Trio Charged Federally with Aiding and Abetting Series of Robberies
The United States Attorney’s Office for the Middle District of Pennsylvania announced today that an Indictment has been filed by a grand jury in Scranton against Charles Conden, age 48, and Cindy Conden, age 28, both of Hanover Township, and James Hughes, age 26, Nanticoke, charging them with aiding and abetting in the commission of multiple robberies.
According to United States Attorney Peter Smith, Jeffrey Townsley, age 43, Kingston, engaged in an 18-day crime spree beginning on December 24, 2013 and ending on January 10, 2014. The crimes included two bank robberies and seven robberies of local businesses. Townsley was arrested on January 10, 2014 and remains in custody in the Lackawanna County Prison.
The indictment returned today charges Charles Conden with aiding and abetting Townsley in the commission of the robberies at Aldi’s Market in Kingston on January 7, 2014, Thomas’ Market in Larksville on January 8, 2014, and the Family Dollar in Ashley on January 10, 2014. Cindy Conden and James Hughes are charged with aiding and abetting Townsley in the commission of the Aldi’s robbery.

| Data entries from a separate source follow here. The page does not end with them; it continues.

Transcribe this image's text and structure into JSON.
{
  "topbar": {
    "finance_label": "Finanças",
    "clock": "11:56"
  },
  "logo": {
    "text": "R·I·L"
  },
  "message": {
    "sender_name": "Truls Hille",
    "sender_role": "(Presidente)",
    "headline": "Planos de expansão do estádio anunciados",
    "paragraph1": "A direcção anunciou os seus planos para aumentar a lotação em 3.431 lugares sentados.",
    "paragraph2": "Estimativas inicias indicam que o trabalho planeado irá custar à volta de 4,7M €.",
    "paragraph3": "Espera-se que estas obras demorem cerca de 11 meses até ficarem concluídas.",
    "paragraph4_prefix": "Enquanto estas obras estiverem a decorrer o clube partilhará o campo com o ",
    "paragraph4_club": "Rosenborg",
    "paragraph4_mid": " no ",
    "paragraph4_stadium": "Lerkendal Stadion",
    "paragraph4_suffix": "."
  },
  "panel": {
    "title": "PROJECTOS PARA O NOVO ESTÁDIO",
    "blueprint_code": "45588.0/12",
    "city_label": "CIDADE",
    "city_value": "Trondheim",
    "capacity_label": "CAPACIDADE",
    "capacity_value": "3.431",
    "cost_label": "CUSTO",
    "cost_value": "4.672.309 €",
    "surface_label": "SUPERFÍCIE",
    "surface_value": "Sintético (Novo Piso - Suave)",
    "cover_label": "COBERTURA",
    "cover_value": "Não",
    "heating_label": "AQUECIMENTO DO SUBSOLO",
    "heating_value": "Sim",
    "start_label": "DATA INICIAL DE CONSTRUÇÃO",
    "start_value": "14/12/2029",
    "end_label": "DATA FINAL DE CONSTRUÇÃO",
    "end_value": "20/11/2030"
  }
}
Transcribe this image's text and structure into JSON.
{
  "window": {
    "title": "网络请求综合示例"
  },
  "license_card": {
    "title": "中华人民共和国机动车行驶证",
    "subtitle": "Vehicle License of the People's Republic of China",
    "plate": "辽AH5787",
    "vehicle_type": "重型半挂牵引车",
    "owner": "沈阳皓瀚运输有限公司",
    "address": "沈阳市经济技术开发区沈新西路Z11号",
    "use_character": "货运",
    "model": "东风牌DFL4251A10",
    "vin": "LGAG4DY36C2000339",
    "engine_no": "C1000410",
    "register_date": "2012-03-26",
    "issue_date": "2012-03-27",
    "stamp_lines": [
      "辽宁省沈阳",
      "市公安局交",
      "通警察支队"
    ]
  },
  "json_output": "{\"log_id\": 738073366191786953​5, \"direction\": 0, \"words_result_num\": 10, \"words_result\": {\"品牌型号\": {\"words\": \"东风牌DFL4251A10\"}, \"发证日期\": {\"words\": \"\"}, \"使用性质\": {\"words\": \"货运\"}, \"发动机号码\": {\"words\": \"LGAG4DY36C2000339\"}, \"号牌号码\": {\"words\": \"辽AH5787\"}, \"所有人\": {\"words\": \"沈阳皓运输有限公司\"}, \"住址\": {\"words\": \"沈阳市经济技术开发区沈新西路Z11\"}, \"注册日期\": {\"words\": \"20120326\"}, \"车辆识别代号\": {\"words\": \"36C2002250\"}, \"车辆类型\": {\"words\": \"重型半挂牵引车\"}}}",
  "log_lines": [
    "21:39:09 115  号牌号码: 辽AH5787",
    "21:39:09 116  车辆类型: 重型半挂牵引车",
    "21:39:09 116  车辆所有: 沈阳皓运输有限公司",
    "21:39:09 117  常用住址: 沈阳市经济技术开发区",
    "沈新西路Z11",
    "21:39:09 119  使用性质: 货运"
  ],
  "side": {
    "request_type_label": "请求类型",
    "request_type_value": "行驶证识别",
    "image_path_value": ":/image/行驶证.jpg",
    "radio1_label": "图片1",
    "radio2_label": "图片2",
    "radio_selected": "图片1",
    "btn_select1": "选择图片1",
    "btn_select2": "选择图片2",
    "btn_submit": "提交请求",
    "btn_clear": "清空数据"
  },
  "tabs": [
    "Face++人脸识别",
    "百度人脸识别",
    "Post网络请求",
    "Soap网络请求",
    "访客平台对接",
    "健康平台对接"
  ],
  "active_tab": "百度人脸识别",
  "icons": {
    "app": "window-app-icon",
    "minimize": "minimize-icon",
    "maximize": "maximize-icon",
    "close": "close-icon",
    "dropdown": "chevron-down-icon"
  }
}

The maximum penalties in this case include two years’ incarceration for each robbery, and fines of $250,000. The indictment today is the result of an investigation by the Federal Bureau of Investigation with the assistance of police departments of Kingston, Kingston Township, Larksville, Hanover Township, Wilkes-Barre, Plains, and Ashley, and the Luzerne County District Attorney Detectives. Prosecution is assigned to Assistant United States Attorney Michelle Olshefski.
Indictments and Criminal Informations are only allegations. All persons charged are presumed to be innocent unless and until found guilty in court.
A sentence following a finding of guilty is imposed by the Judge after consideration of the applicable federal sentencing statutes and the Federal Sentencing Guidelines.
Under the Federal Sentencing Guidelines, the Judge is also required to consider and weigh a number of factors, including the nature, circumstances and seriousness of the offense; the history and characteristics of the defendant; and the need to punish the defendant, protect the public and provide for the defendant’s educational, vocational and medical needs. For these reasons, the statutory maximum penalty for the offense is not an accurate indicator of the potential sentence for a specific defendant.